Multnomah County prosecutors are parrying the latest attempt to dismantle Portland's camping ban, insisting the law doesn't infringe on the right's of the city's homeless, or criminalize people for their homelessness.

In a legal memo filed yesterday [pdf], the district attorney's office says claims the ban constitutes "cruel and unusual punishment" and violates the Oregon and US constitutions should be tossed when a Multnomah County judge considers them later this month.

"There are not any constitutionally protected interests that Portland's camping ordinance invades," says the six-page filing.

The arguments are in response to a challenge being mounted against the ban by the state's largest public defense firm.
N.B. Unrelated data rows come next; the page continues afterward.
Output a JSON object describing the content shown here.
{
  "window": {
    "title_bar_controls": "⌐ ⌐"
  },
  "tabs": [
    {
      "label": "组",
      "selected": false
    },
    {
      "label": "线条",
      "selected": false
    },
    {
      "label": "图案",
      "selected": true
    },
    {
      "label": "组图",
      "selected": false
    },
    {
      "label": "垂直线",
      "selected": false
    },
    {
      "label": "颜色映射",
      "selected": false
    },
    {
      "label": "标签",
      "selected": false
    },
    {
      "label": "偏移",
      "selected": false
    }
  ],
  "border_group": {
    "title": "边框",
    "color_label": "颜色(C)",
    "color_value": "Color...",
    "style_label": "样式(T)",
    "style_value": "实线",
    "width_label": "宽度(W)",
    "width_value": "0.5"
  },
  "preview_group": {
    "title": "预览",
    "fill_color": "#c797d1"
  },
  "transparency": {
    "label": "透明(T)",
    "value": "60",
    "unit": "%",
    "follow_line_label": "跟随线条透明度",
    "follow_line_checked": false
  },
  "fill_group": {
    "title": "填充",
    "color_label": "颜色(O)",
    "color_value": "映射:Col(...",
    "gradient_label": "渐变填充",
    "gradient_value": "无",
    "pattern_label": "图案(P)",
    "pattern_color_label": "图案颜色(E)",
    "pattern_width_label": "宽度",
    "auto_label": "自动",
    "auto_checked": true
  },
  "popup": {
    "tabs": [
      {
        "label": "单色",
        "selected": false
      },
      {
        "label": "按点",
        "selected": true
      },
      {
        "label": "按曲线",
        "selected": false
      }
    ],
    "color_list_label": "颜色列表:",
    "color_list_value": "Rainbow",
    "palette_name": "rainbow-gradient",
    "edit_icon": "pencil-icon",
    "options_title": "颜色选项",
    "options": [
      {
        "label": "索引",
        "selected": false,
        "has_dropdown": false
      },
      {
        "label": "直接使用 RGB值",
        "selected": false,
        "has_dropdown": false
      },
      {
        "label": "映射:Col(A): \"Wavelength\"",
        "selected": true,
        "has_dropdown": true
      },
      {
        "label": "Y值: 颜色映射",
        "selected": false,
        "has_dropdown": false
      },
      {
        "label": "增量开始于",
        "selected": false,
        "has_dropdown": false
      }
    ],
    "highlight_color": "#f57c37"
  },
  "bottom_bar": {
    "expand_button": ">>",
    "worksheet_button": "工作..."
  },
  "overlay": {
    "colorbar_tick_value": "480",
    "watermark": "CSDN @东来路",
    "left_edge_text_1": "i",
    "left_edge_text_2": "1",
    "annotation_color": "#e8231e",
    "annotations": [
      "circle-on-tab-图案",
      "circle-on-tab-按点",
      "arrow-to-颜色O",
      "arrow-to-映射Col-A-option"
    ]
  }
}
As we reported last month, attorneys with Metropolitan Public Defense Services have been working out ways to attack the ordinance, which they say is being used with troubling frequency to leverage criminal charges against Portland's homeless.

Public defenders found a potential battleground for that fight in the case of Alexandra Barrett, a young homeless woman who's been arrested again and again in the last year on camping-related charges. Whereas many defendants are happy to take a deal and be rid of charges, Barrett's been intent on fighting them.

That gave attorneys room to make some familiar arguments against the city's camping ban, which makes it a misdemeanor to camp on public property. Since the city lacks enough shelter space to accommodate every homeless person, defense attorneys say the camping ban essentially criminalizes people for doing what they must to survive. They've also argued that the ban tramples the constitutional right to travel, since a homeless person traveling through Portland could be ticketed or arrested when they set up a camp site.

Last month, the prosecutor's office asked a judge for 8 weeks to respond to the motion, a sign the office was taking the matter seriously. But the memorandum filed yesterday is actually relatively scant.

It denies that the camping ban criminalizes homelessness, and points out an Oregon appeals court has made a similar ruling in the past. And is says the city's small enough that no homeless person would be forced to bed down for the night when passing through.

"It is easy to travel through the city limits or Portland without having to stop, set up camp, and violating the camping statute," the memo says. "Portland is not so big that one would be forced to stop and set up camp in order to pass through."

At least one Multnomah County judge has ruled the city's camping ban unconstitutional in the past, but the city largely ignored the 2000 ruling, noting other county judges have found it legal. The Barrett decision, if it comes down against the city, could carry more weight. It's being decided by Multnomah County Circuit Judge Stephen Bushong, the well-respected jurist who forced the city to ditch its controversial sit-lie law when he found it unconstitutional in 2009.

Arguments on the motion to dismiss Barrett's case are set for January 23.